SUPPLIED DATA section start
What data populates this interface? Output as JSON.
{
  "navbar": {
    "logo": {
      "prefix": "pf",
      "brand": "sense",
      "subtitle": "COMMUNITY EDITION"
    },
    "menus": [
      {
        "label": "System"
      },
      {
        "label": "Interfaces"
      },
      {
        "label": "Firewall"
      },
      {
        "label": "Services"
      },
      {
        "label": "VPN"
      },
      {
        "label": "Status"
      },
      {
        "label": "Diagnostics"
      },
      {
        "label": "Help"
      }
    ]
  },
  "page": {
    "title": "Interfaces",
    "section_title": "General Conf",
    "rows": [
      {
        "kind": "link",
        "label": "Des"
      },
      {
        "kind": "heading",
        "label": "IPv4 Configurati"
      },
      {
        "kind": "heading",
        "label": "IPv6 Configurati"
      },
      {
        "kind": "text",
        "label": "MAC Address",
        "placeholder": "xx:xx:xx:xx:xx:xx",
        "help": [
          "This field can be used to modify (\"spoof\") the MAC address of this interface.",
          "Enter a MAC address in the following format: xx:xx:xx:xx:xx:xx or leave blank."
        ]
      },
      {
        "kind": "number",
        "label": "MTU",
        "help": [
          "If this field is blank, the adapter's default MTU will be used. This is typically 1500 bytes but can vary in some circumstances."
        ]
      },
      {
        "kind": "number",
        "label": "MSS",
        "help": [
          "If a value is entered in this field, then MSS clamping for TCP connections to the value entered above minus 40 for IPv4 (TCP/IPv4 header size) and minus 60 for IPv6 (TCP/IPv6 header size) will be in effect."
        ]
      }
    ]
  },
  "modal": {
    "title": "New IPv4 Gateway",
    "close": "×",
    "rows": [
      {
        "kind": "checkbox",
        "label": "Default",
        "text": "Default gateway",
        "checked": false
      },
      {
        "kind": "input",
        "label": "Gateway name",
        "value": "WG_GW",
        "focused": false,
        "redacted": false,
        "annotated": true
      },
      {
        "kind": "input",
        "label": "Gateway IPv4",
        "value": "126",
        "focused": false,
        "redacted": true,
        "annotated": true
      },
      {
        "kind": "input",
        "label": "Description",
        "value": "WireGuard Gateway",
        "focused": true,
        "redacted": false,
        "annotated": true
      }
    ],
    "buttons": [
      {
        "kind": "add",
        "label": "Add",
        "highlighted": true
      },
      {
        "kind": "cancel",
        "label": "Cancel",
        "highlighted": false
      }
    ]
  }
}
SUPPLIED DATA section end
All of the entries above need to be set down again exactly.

What data populates this interface? Output as JSON.
{
  "navbar": {
    "logo": {
      "prefix": "pf",
      "brand": "sense",
      "subtitle": "COMMUNITY EDITION"
    },
    "menus": [
      {
        "label": "System"
      },
      {
        "label": "Interfaces"
      },
      {
        "label": "Firewall"
      },
      {
        "label": "Services"
      },
      {
        "label": "VPN"
      },
      {
        "label": "Status"
      },
      {
        "label": "Diagnostics"
      },
      {
        "label": "Help"
      }
    ]
  },
  "page": {
    "title": "Interfaces",
    "section_title": "General Conf",
    "rows": [
      {
        "kind": "link",
        "label": "Des"
      },
      {
        "kind": "heading",
        "label": "IPv4 Configurati"
      },
      {
        "kind": "heading",
        "label": "IPv6 Configurati"
      },
      {
        "kind": "text",
        "label": "MAC Address",
        "placeholder": "xx:xx:xx:xx:xx:xx",
        "help": [
          "This field can be used to modify (\"spoof\") the MAC address of this interface.",
          "Enter a MAC address in the following format: xx:xx:xx:xx:xx:xx or leave blank."
        ]
      },
      {
        "kind": "number",
        "label": "MTU",
        "help": [
          "If this field is blank, the adapter's default MTU will be used. This is typically 1500 bytes but can vary in some circumstances."
        ]
      },
      {
        "kind": "number",
        "label": "MSS",
        "help": [
          "If a value is entered in this field, then MSS clamping for TCP connections to the value entered above minus 40 for IPv4 (TCP/IPv4 header size) and minus 60 for IPv6 (TCP/IPv6 header size) will be in effect."
        ]
      }
    ]
  },
  "modal": {
    "title": "New IPv4 Gateway",
    "close": "×",
    "rows": [
      {
        "kind": "checkbox",
        "label": "Default",
        "text": "Default gateway",
        "checked": false
      },
      {
        "kind": "input",
        "label": "Gateway name",
        "value": "WG_GW",
        "focused": false,
        "redacted": false,
        "annotated": true
      },
      {
        "kind": "input",
        "label": "Gateway IPv4",
        "value": "126",
        "focused": false,
        "redacted": true,
        "annotated": true
      },
      {
        "kind": "input",
        "label": "Description",
        "value": "WireGuard Gateway",
        "focused": true,
        "redacted": false,
        "annotated": true
      }
    ],
    "buttons": [
      {
        "kind": "add",
        "label": "Add",
        "highlighted": true
      },
      {
        "kind": "cancel",
        "label": "Cancel",
        "highlighted": false
      }
    ]
  }
}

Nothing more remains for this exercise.